** Input for this task follows **

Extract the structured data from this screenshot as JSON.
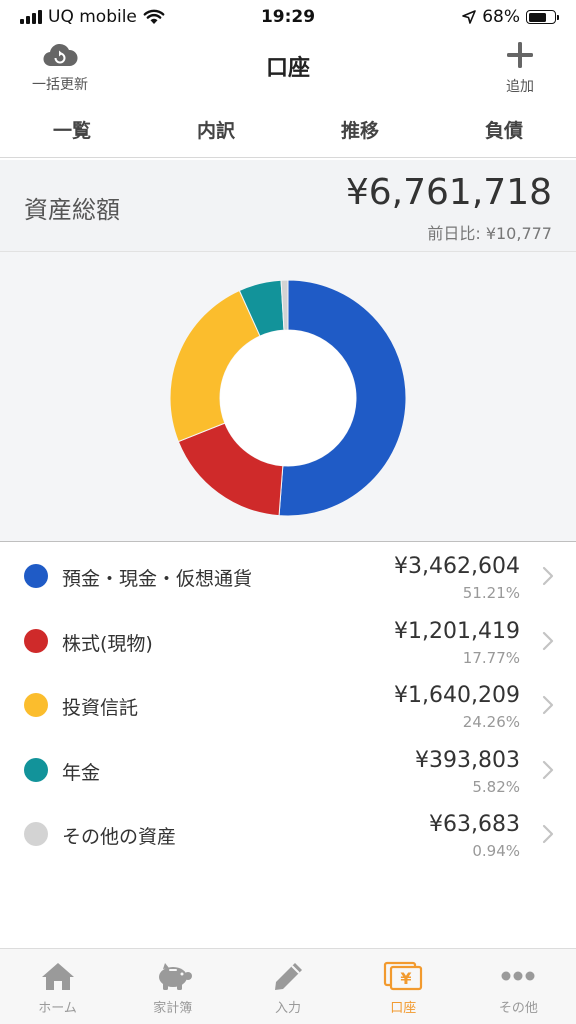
{
  "status": {
    "carrier": "UQ mobile",
    "time": "19:29",
    "battery": "68%",
    "battery_level": 0.68
  },
  "nav": {
    "title": "口座",
    "refresh_label": "一括更新",
    "add_label": "追加"
  },
  "tabs": [
    {
      "label": "一覧"
    },
    {
      "label": "内訳"
    },
    {
      "label": "推移"
    },
    {
      "label": "負債"
    }
  ],
  "active_tab": 1,
  "total": {
    "label": "資産総額",
    "value": "¥6,761,718",
    "diff": "前日比: ¥10,777"
  },
  "chart_data": {
    "type": "pie",
    "categories": [
      "預金・現金・仮想通貨",
      "株式(現物)",
      "投資信託",
      "年金",
      "その他の資産"
    ],
    "values": [
      51.21,
      17.77,
      24.26,
      5.82,
      0.94
    ],
    "colors": [
      "#1f5bc6",
      "#cf2a2a",
      "#fbbd2d",
      "#12939a",
      "#d3d3d3"
    ],
    "donut": true
  },
  "items": [
    {
      "label": "預金・現金・仮想通貨",
      "amount": "¥3,462,604",
      "pct": "51.21%",
      "color": "#1f5bc6"
    },
    {
      "label": "株式(現物)",
      "amount": "¥1,201,419",
      "pct": "17.77%",
      "color": "#cf2a2a"
    },
    {
      "label": "投資信託",
      "amount": "¥1,640,209",
      "pct": "24.26%",
      "color": "#fbbd2d"
    },
    {
      "label": "年金",
      "amount": "¥393,803",
      "pct": "5.82%",
      "color": "#12939a"
    },
    {
      "label": "その他の資産",
      "amount": "¥63,683",
      "pct": "0.94%",
      "color": "#d3d3d3"
    }
  ],
  "tabbar": [
    {
      "label": "ホーム",
      "icon": "home-icon"
    },
    {
      "label": "家計簿",
      "icon": "piggy-bank-icon"
    },
    {
      "label": "入力",
      "icon": "pencil-icon"
    },
    {
      "label": "口座",
      "icon": "yen-cards-icon"
    },
    {
      "label": "その他",
      "icon": "more-icon"
    }
  ],
  "active_tabbar": 3,
  "accent_color": "#f29a2e"
}
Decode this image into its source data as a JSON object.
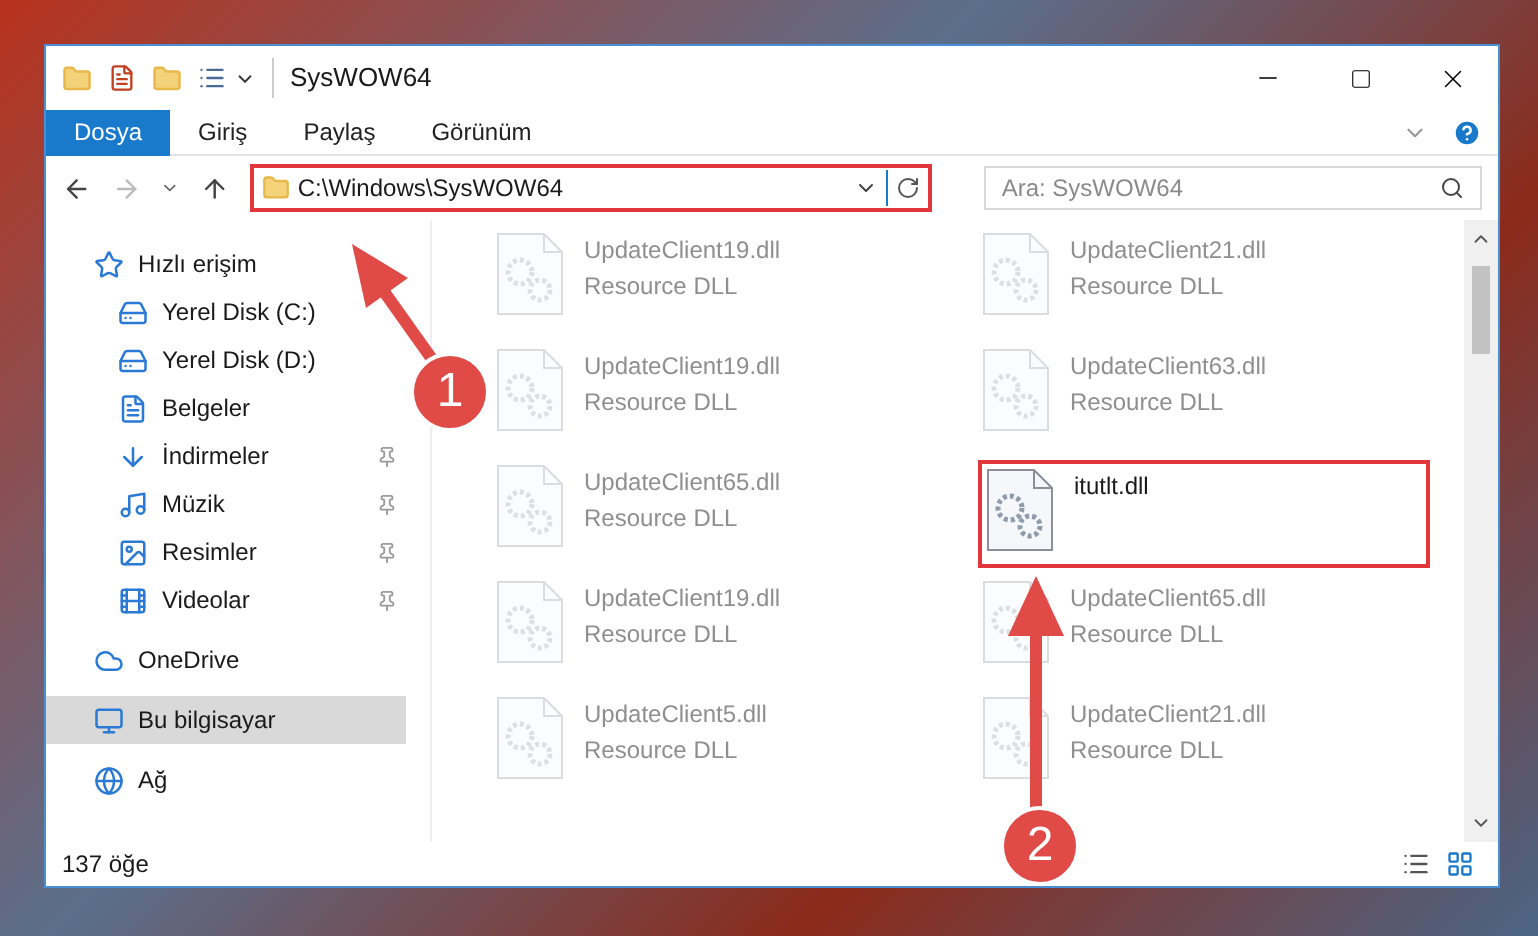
{
  "window": {
    "title": "SysWOW64"
  },
  "ribbon_tabs": [
    {
      "label": "Dosya",
      "selected": true
    },
    {
      "label": "Giriş",
      "selected": false
    },
    {
      "label": "Paylaş",
      "selected": false
    },
    {
      "label": "Görünüm",
      "selected": false
    }
  ],
  "address_bar": {
    "path": "C:\\Windows\\SysWOW64",
    "highlighted": true
  },
  "search": {
    "placeholder": "Ara: SysWOW64"
  },
  "sidebar": {
    "items": [
      {
        "label": "Hızlı erişim",
        "pinned": false,
        "selected": false,
        "children": [
          {
            "label": "Yerel Disk (C:)",
            "pinned": false,
            "selected": false
          },
          {
            "label": "Yerel Disk (D:)",
            "pinned": false,
            "selected": false
          },
          {
            "label": "Belgeler",
            "pinned": false,
            "selected": false
          },
          {
            "label": "İndirmeler",
            "pinned": true,
            "selected": false
          },
          {
            "label": "Müzik",
            "pinned": true,
            "selected": false
          },
          {
            "label": "Resimler",
            "pinned": true,
            "selected": false
          },
          {
            "label": "Videolar",
            "pinned": true,
            "selected": false
          }
        ]
      },
      {
        "label": "OneDrive",
        "pinned": false,
        "selected": false
      },
      {
        "label": "Bu bilgisayar",
        "pinned": false,
        "selected": true
      },
      {
        "label": "Ağ",
        "pinned": false,
        "selected": false
      }
    ]
  },
  "files": [
    {
      "name": "UpdateClient19.dll",
      "type": "Resource DLL",
      "highlighted": false
    },
    {
      "name": "UpdateClient21.dll",
      "type": "Resource DLL",
      "highlighted": false
    },
    {
      "name": "UpdateClient19.dll",
      "type": "Resource DLL",
      "highlighted": false
    },
    {
      "name": "UpdateClient63.dll",
      "type": "Resource DLL",
      "highlighted": false
    },
    {
      "name": "UpdateClient65.dll",
      "type": "Resource DLL",
      "highlighted": false
    },
    {
      "name": "itutlt.dll",
      "highlighted": true
    },
    {
      "name": "UpdateClient19.dll",
      "type": "Resource DLL",
      "highlighted": false
    },
    {
      "name": "UpdateClient65.dll",
      "type": "Resource DLL",
      "highlighted": false
    },
    {
      "name": "UpdateClient5.dll",
      "type": "Resource DLL",
      "highlighted": false
    },
    {
      "name": "UpdateClient21.dll",
      "type": "Resource DLL",
      "highlighted": false
    }
  ],
  "status_bar": {
    "item_count": "137 öğe"
  },
  "annotations": [
    {
      "number": "1"
    },
    {
      "number": "2"
    }
  ]
}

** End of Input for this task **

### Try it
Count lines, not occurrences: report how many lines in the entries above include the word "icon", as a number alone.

### Result
5